A freelance writer and father of two, I am interested in almost anything the ever-changing city of Brisbane has to offer. When I am not seeking the kid-friendly and affordable, I am tracking the home-grown and the unique... Come and discover with me!
Published February 5th 2012
Ah, I remember it like it was yesterday: the blessed discovery that my darling offspring—yes, both of them—shared my love of sushi. Any parent who has ever engaged in the battle of wills which is dinnertime with fussy eaters will understand the quasi-religious awe which I felt at the time. Here we were, eating a dinner which was at once fast, healthy and delicious, and which had involved neither bribery nor the surreptitious administration of sedatives to all concerned. I don't mind admitting, dear reader, that tears of gratitude welled in my eyes as I sat at the local Sushi Train and watched His Nibs and Her Ladyship scoffing salmon sashimi and tempura vegetables with a speed and relish once reserved exclusively for Happy Meals and birthday cake. Had I been able to determine which deity was behind this minor miracle, it is entirely likely that this article would never have been written; I might well have retreated from the world there and then, and would currently be living in a cave somewhere, pausing in my blissful contemplation of this mysterious super-being's benevolence only long enough to devour the daily sushi delivery.

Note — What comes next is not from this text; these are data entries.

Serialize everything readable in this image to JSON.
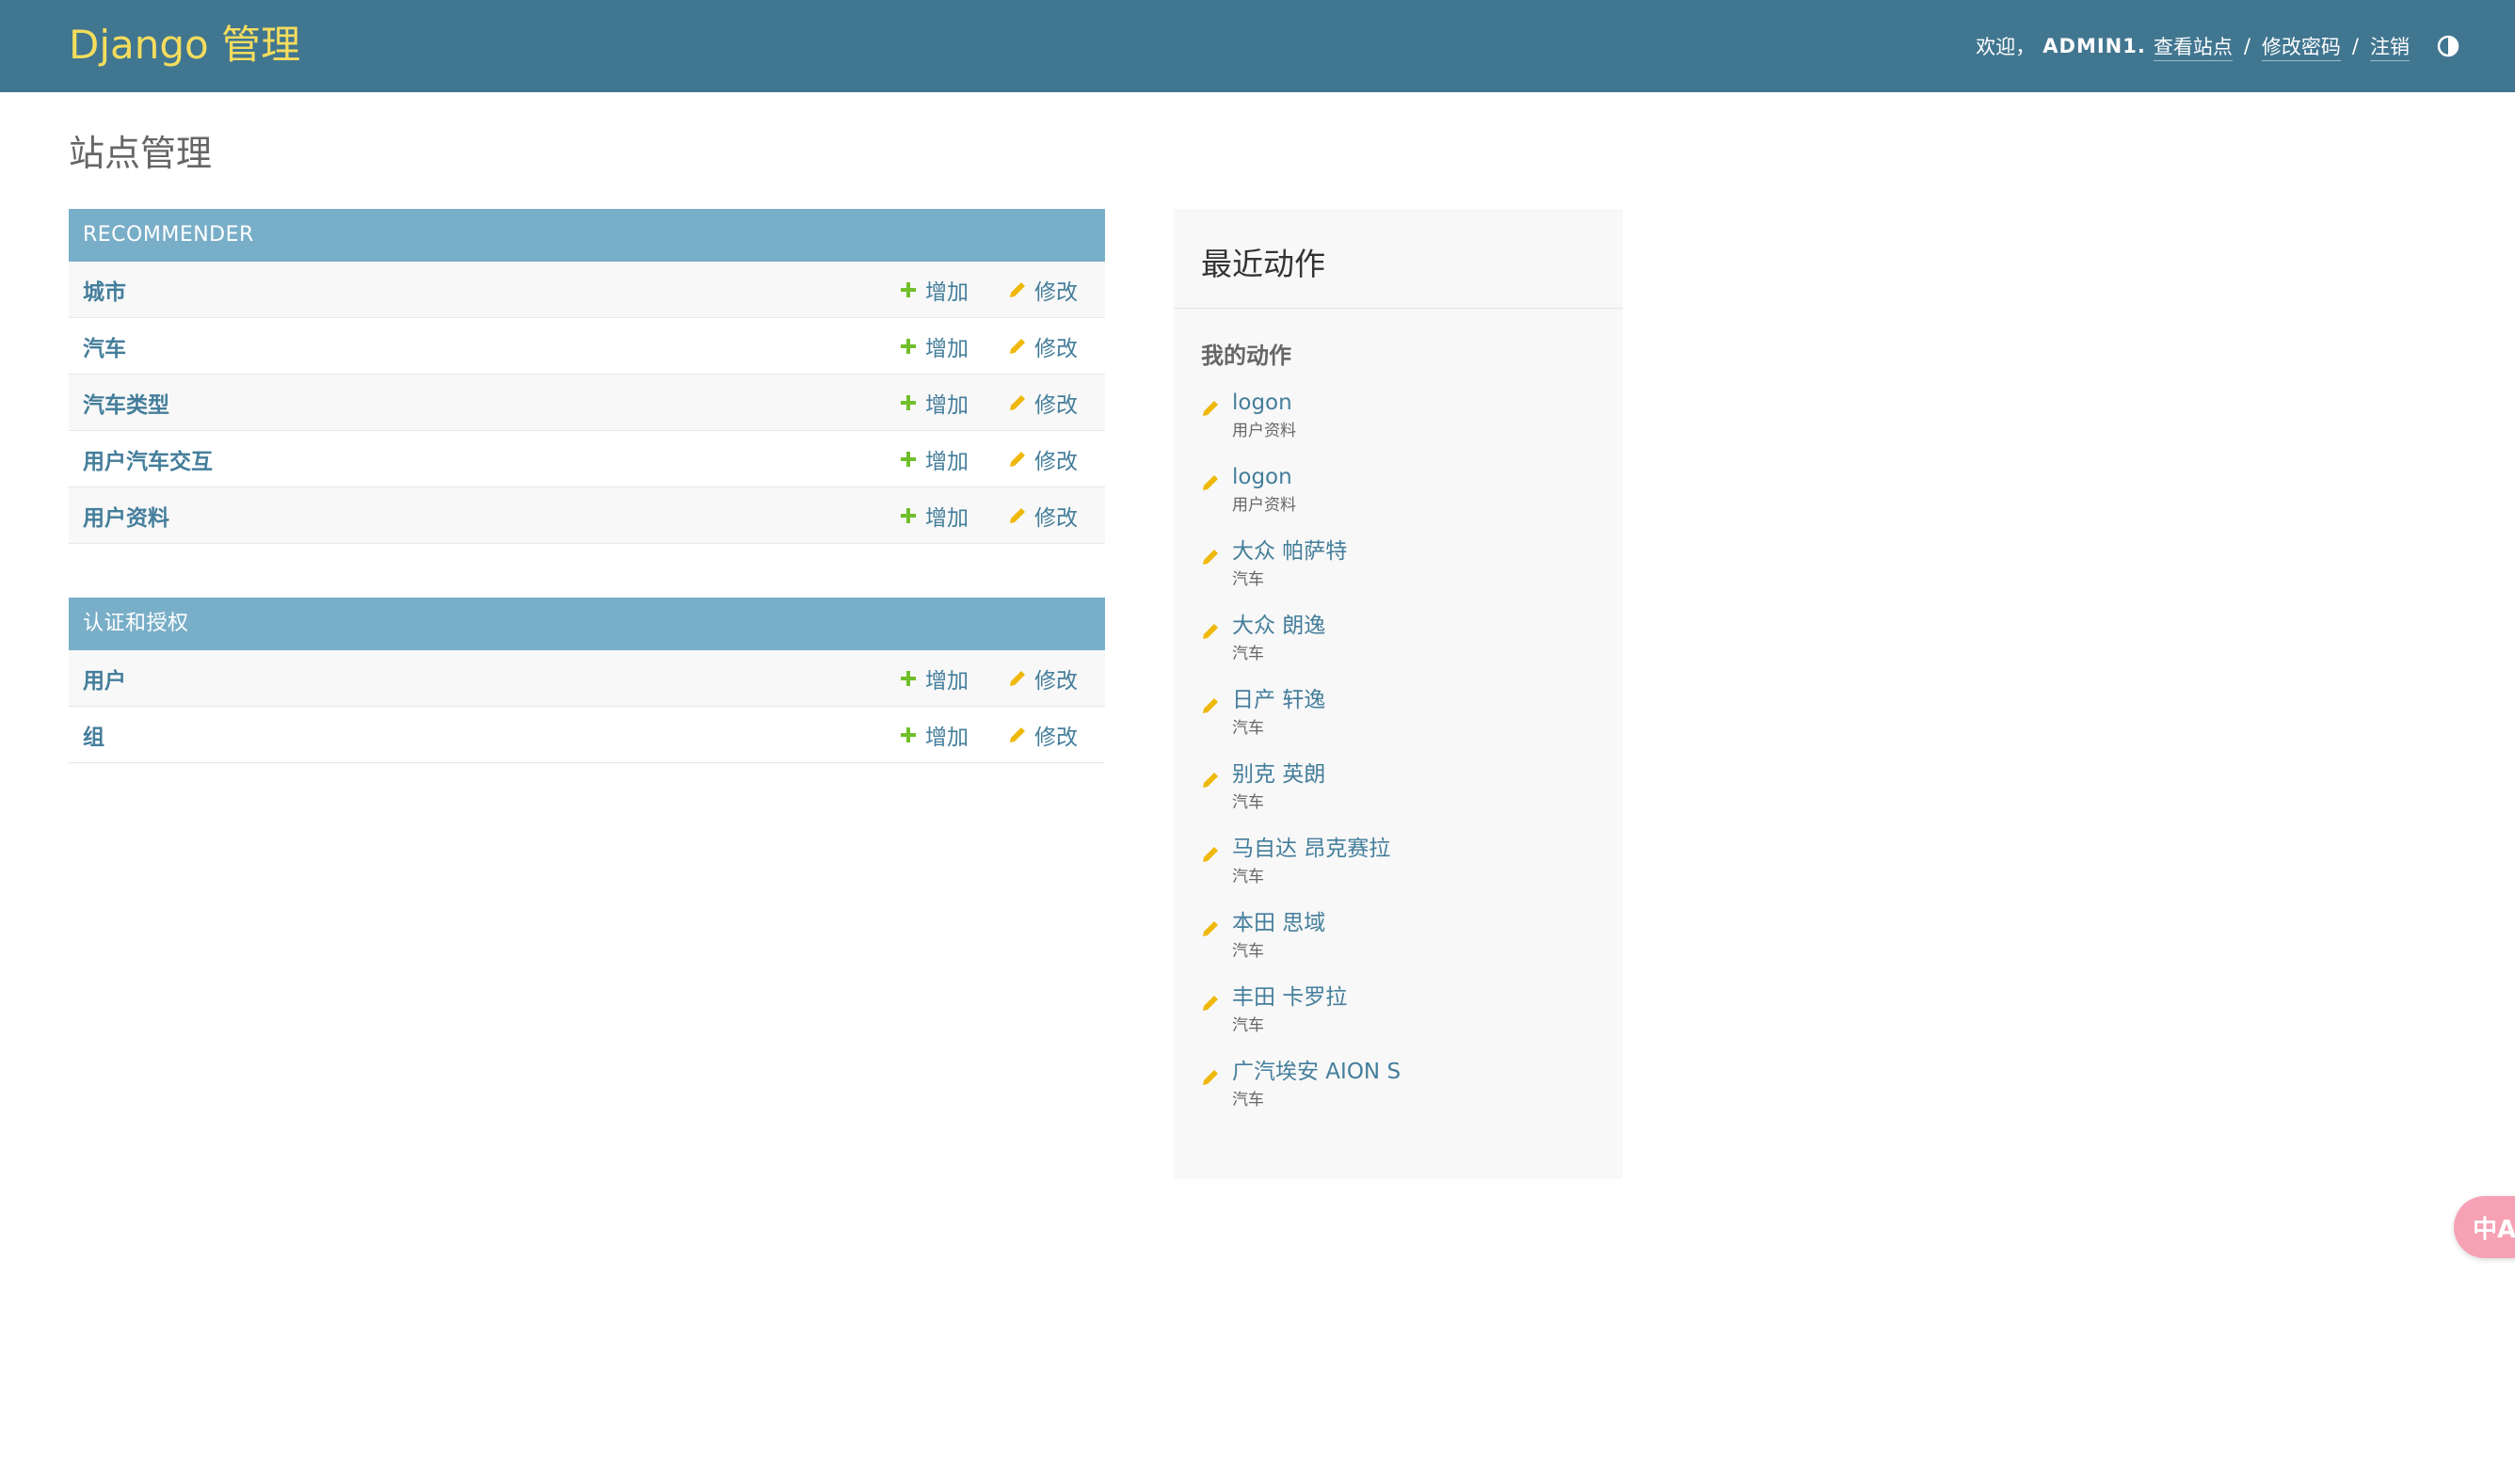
{
  "header": {
    "brand": "Django 管理",
    "welcome": "欢迎，",
    "username": "ADMIN1",
    "username_suffix": ".",
    "view_site": "查看站点",
    "change_password": "修改密码",
    "logout": "注销",
    "separator": "/"
  },
  "page_title": "站点管理",
  "modules": [
    {
      "caption": "RECOMMENDER",
      "rows": [
        {
          "name": "城市",
          "add": "增加",
          "change": "修改"
        },
        {
          "name": "汽车",
          "add": "增加",
          "change": "修改"
        },
        {
          "name": "汽车类型",
          "add": "增加",
          "change": "修改"
        },
        {
          "name": "用户汽车交互",
          "add": "增加",
          "change": "修改"
        },
        {
          "name": "用户资料",
          "add": "增加",
          "change": "修改"
        }
      ]
    },
    {
      "caption": "认证和授权",
      "rows": [
        {
          "name": "用户",
          "add": "增加",
          "change": "修改"
        },
        {
          "name": "组",
          "add": "增加",
          "change": "修改"
        }
      ]
    }
  ],
  "recent_actions": {
    "title": "最近动作",
    "subtitle": "我的动作",
    "items": [
      {
        "label": "logon",
        "type": "用户资料"
      },
      {
        "label": "logon",
        "type": "用户资料"
      },
      {
        "label": "大众 帕萨特",
        "type": "汽车"
      },
      {
        "label": "大众 朗逸",
        "type": "汽车"
      },
      {
        "label": "日产 轩逸",
        "type": "汽车"
      },
      {
        "label": "别克 英朗",
        "type": "汽车"
      },
      {
        "label": "马自达 昂克赛拉",
        "type": "汽车"
      },
      {
        "label": "本田 思域",
        "type": "汽车"
      },
      {
        "label": "丰田 卡罗拉",
        "type": "汽车"
      },
      {
        "label": "广汽埃安 AION S",
        "type": "汽车"
      }
    ]
  },
  "translate_button": {
    "label": "中A"
  },
  "colors": {
    "header_bg": "#417690",
    "brand": "#f5dd5d",
    "caption_bg": "#79aec8",
    "link": "#447e9b",
    "add_icon": "#70bf2b",
    "change_icon": "#efb80b"
  }
}
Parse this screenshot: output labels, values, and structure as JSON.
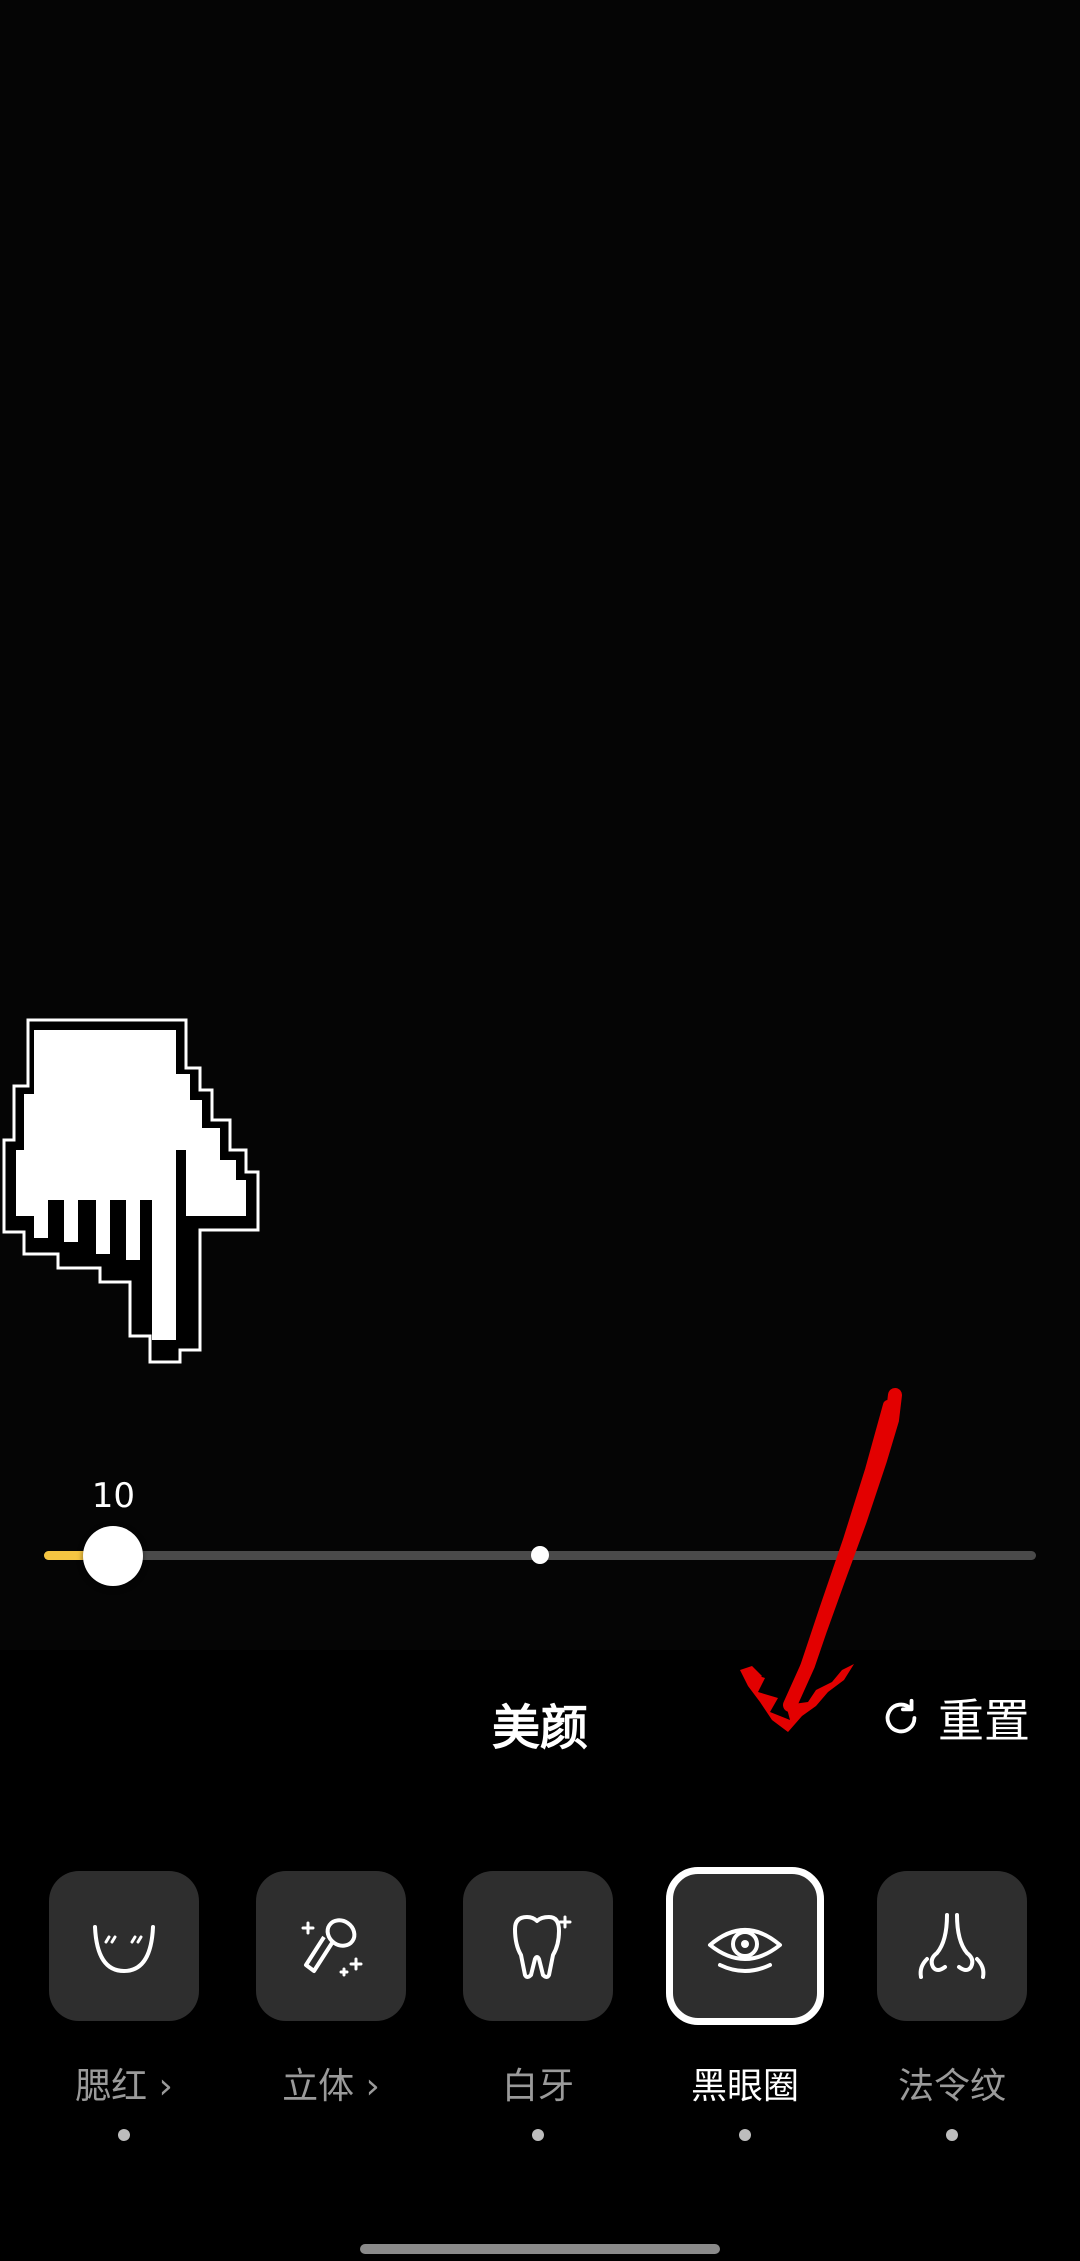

However, the way of the cruel world is such that my tears of gratitude were soon to be replaced by tears of agony, as I counted the empty plates at our table and immediately became overwhelmed by an excruciating pain in my hip-pocket area. The next ten minutes are something of a tormented blur in my memory, and it was only thanks to the sudden weight-loss in my wallet that I was able to keep my feet and stagger to the car (which we could now no longer afford to re-fuel). How we made it back home (from which we now stood in dire peril of eviction) I will never know. I spent the rest of the evening on the couch with a wet towel on my head and an ice-pack in my pocket, praying that the massive quantity of raw fish and rice we had just ingested would provide sufficient nutrition to see us through the coming week of begging outside the local IGA.
Inside the Sushi Tram Station - unassuming decor, delicious sushi
As well as reinforcing a valuable life lesson—what goes down must be coughed up for—this experience left me far more cautious about committing to further sushi-centred outings. Sushi dinners, it seemed, were destined to join video-game arcades, theme parks and that-awesome-hotel-we-went-to-at-Surfer's-that-time on the ever-growing "one day / we'll see" list which will doubtless be a recurring topic at the counselling sessions for which His Nibs and Her Ladyship demand that I pay in a decade or so. However, our recent discovery of $3-a-plate Mondays at The Sushi Tram Station in Stones Corner has not only revived a spark of the initial wonder described above, but has proven so pleasant and affordable a way to finish the first hectic day of the week as to have become a Monday-night tradition.
The Sushi Tram Station, situated on the Montague Street end of the Stones Corner shopping strip, looks unassuming from the outside, but within serves as fresh and as varied a product as any sushi restaurant I have yet visited. In addition to the generously-portioned favourites available on the Tram—norimaki, gunkan, nigiri and a range of sweets all at the flat price of $3—there is also a small but reasonably comprehensive daily menu for those who don't fancy seaweed or raw fish, featuring such ever-popular choices as Teriyaki chicken and various noodle dishes. The miso is delicious, the green tea is free, the service is unfailingly polite and friendly, and if you can't locate a particular favourite on the Tram itself then the cheerful chefs are happy to prepare requests on the spot.
The restaurant space itself is small but spotlessly clean, and although at $3 a plate for some very good sushi you might expect a queue stretching around the block, we have always been ushered straight to a table which seats four of us—myself, His Nibs, Her Ladyship, and the mysterious-and-praying-to-remain-so Madame Trinity in comfort. I wonder, however, if this will always be the case, as news of The Sushi Tram Station's price to quality ratio is sure to travel.